The Happiest Homeowners
Over the weekend, Ron Lieber walked through some of the reasons that you should still consider home ownership. Because this has been on my mind a lot lately, I wanted to highlight one very important issue Mr. Lieber brought up, the idea that there is much more to home ownership than a line item on a net worth statement:
“It is possible, as a homeowner, to make very little money but still buy plenty of happiness.”
With that in mind, consider the following:
1. Buying a home solely as an investment is a bad idea.
Treating your primary residence as a good, old-fashioned home (and forgetting about the possibility of its being an investment) leads to greater happiness. I am not saying that owning a home always makes you happier than renting, which is another discussion entirely.
2. If you aren’t thinking long term when you buy a home, your odds of disappointment are high.

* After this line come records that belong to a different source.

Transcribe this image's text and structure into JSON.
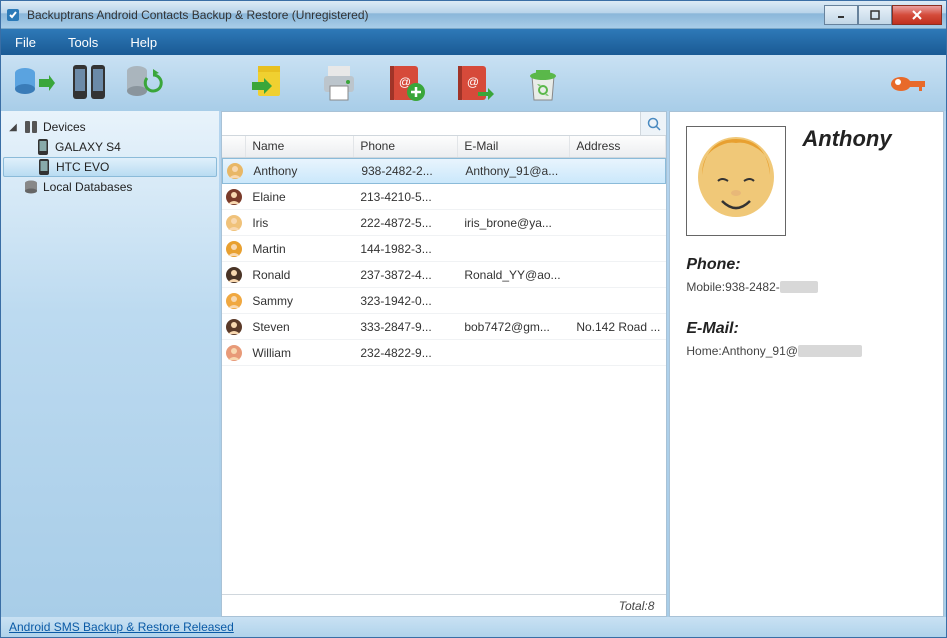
{
  "window": {
    "title": "Backuptrans Android Contacts Backup & Restore (Unregistered)"
  },
  "menubar": {
    "items": [
      "File",
      "Tools",
      "Help"
    ]
  },
  "sidebar": {
    "root": "Devices",
    "items": [
      "GALAXY S4",
      "HTC EVO"
    ],
    "local": "Local Databases"
  },
  "search": {
    "placeholder": ""
  },
  "table": {
    "headers": {
      "name": "Name",
      "phone": "Phone",
      "email": "E-Mail",
      "address": "Address"
    },
    "rows": [
      {
        "name": "Anthony",
        "phone": "938-2482-2...",
        "email": "Anthony_91@a...",
        "address": "",
        "avatar": "#e8b766"
      },
      {
        "name": "Elaine",
        "phone": "213-4210-5...",
        "email": "",
        "address": "",
        "avatar": "#7a3b2a"
      },
      {
        "name": "Iris",
        "phone": "222-4872-5...",
        "email": "iris_brone@ya...",
        "address": "",
        "avatar": "#f0c27a"
      },
      {
        "name": "Martin",
        "phone": "144-1982-3...",
        "email": "",
        "address": "",
        "avatar": "#e8a030"
      },
      {
        "name": "Ronald",
        "phone": "237-3872-4...",
        "email": "Ronald_YY@ao...",
        "address": "",
        "avatar": "#4a3426"
      },
      {
        "name": "Sammy",
        "phone": "323-1942-0...",
        "email": "",
        "address": "",
        "avatar": "#f0a840"
      },
      {
        "name": "Steven",
        "phone": "333-2847-9...",
        "email": "bob7472@gm...",
        "address": "No.142 Road ...",
        "avatar": "#5b3a28"
      },
      {
        "name": "William",
        "phone": "232-4822-9...",
        "email": "",
        "address": "",
        "avatar": "#e89a78"
      }
    ],
    "total_label": "Total:8"
  },
  "detail": {
    "name": "Anthony",
    "phone_label": "Phone:",
    "phone_type": "Mobile:",
    "phone_value": "938-2482-",
    "email_label": "E-Mail:",
    "email_type": "Home:",
    "email_value": "Anthony_91@"
  },
  "footer": {
    "link": "Android SMS Backup & Restore Released"
  }
}
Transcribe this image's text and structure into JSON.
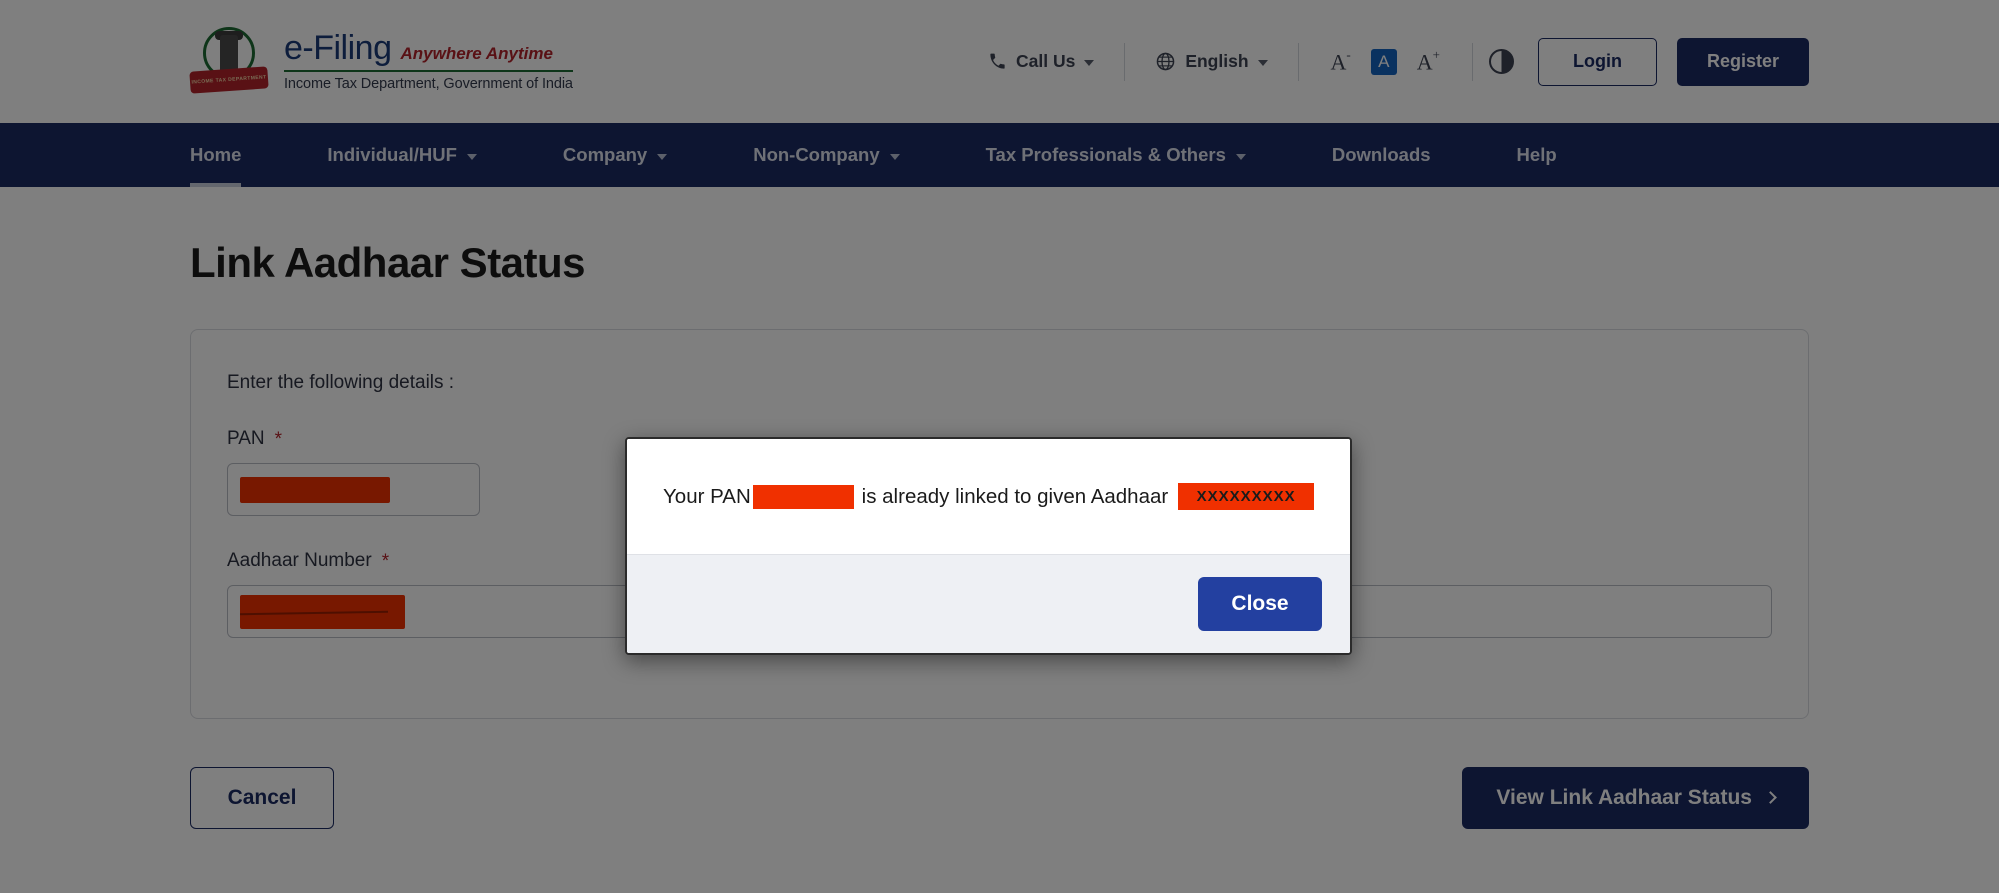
{
  "header": {
    "brand": {
      "emblem_alt": "india-emblem",
      "ribbon_text": "INCOME TAX DEPARTMENT",
      "title": "e-Filing",
      "tagline": "Anywhere Anytime",
      "department": "Income Tax Department, Government of India"
    },
    "call_us": "Call Us",
    "language": "English",
    "font_decrease": "A",
    "font_decrease_sup": "-",
    "font_normal": "A",
    "font_increase": "A",
    "font_increase_sup": "+",
    "login": "Login",
    "register": "Register"
  },
  "nav": {
    "items": [
      {
        "label": "Home",
        "has_caret": false,
        "active": true
      },
      {
        "label": "Individual/HUF",
        "has_caret": true,
        "active": false
      },
      {
        "label": "Company",
        "has_caret": true,
        "active": false
      },
      {
        "label": "Non-Company",
        "has_caret": true,
        "active": false
      },
      {
        "label": "Tax Professionals & Others",
        "has_caret": true,
        "active": false
      },
      {
        "label": "Downloads",
        "has_caret": false,
        "active": false
      },
      {
        "label": "Help",
        "has_caret": false,
        "active": false
      }
    ]
  },
  "main": {
    "page_title": "Link Aadhaar Status",
    "card_intro": "Enter the following details :",
    "fields": [
      {
        "label": "PAN",
        "required_mark": "*",
        "value": "",
        "redacted": true
      },
      {
        "label": "Aadhaar Number",
        "required_mark": "*",
        "value": "",
        "redacted": true
      }
    ],
    "cancel_button": "Cancel",
    "view_button": "View Link Aadhaar Status"
  },
  "modal": {
    "message_prefix": "Your PAN",
    "message_middle": "is already linked to given Aadhaar",
    "aadhaar_masked": "XXXXXXXXX",
    "close_button": "Close"
  },
  "colors": {
    "brand_navy": "#1b2a63",
    "accent_red": "#b3232b",
    "green_rule": "#1c6b33",
    "redaction": "#f03000",
    "modal_button": "#2340a0",
    "highlight_blue": "#1565c0"
  }
}
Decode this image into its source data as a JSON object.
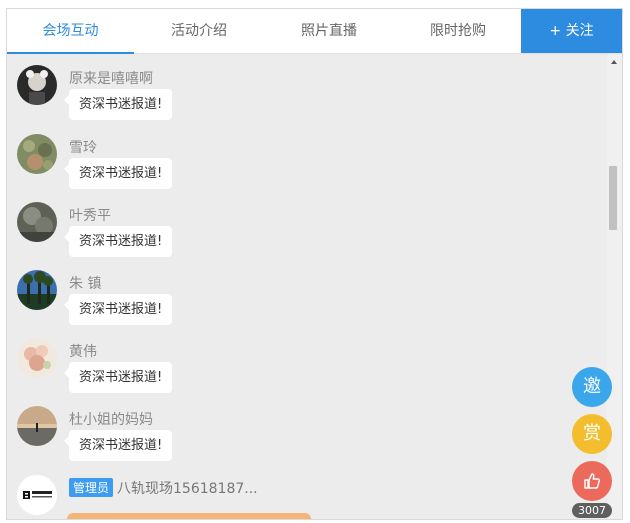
{
  "tabs": [
    {
      "label": "会场互动",
      "active": true
    },
    {
      "label": "活动介绍",
      "active": false
    },
    {
      "label": "照片直播",
      "active": false
    },
    {
      "label": "限时抢购",
      "active": false
    }
  ],
  "follow_button": {
    "label": "+ 关注"
  },
  "messages": [
    {
      "name": "原来是嘻嘻啊",
      "text": "资深书迷报道!"
    },
    {
      "name": "雪玲",
      "text": "资深书迷报道!"
    },
    {
      "name": "叶秀平",
      "text": "资深书迷报道!"
    },
    {
      "name": "朱 镇",
      "text": "资深书迷报道!"
    },
    {
      "name": "黄伟",
      "text": "资深书迷报道!"
    },
    {
      "name": "杜小姐的妈妈",
      "text": "资深书迷报道!"
    }
  ],
  "admin_message": {
    "badge": "管理员",
    "name": "八轨现场15618187..."
  },
  "floating": {
    "invite": "邀",
    "reward": "赏",
    "like_count": "3007"
  },
  "colors": {
    "accent": "#2d8be0",
    "invite": "#3aa6ec",
    "reward": "#f3bd2e",
    "like": "#ec6a5c"
  }
}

I have often heard people from my parents’ generation say that their home was the best investment they ever made. But that is simply because it was the only thing they bought and held on to for 30 years. Often when you do the math, the home barely keeps pace with inflation. However, because they avoided making many of the classic behavioral mistakes (buying high and selling low) that we make when we invest in the stock market, it was still the best investment they made during their lifetimes.
3. Don’t treat your home like a piggy bank.
Before the the last 10 years, people thought of the family home as a sacred place and not something they thought about flipping at the first sign of profit. People didn’t treat what the last house in the neighborhood sold for as a quote for their own home, and they didn’t get an appraisal every six months so they could get a new line of credit. In fact, I think it is fair to say that most of the time people didn’t know or care what the family home was worth. They lived there and didn’t plan on leaving.
4. Owning a home isn’t for everyone.
Not everyone is suited to owning a home. For many of us, times are different. We might be required to move more often for work, and that introduces some complexity that didn’t exist for previous generations. In those cases, it might be better to rent instead of playing the buy-and-hope game. If you find yourself in the fortunate situation that you can buy a home someplace where you plan on staying for a long time, treat it as a home and not as an investment. You will be happier for it.
This sketch originally appeared in The New York Times on August 30, 2010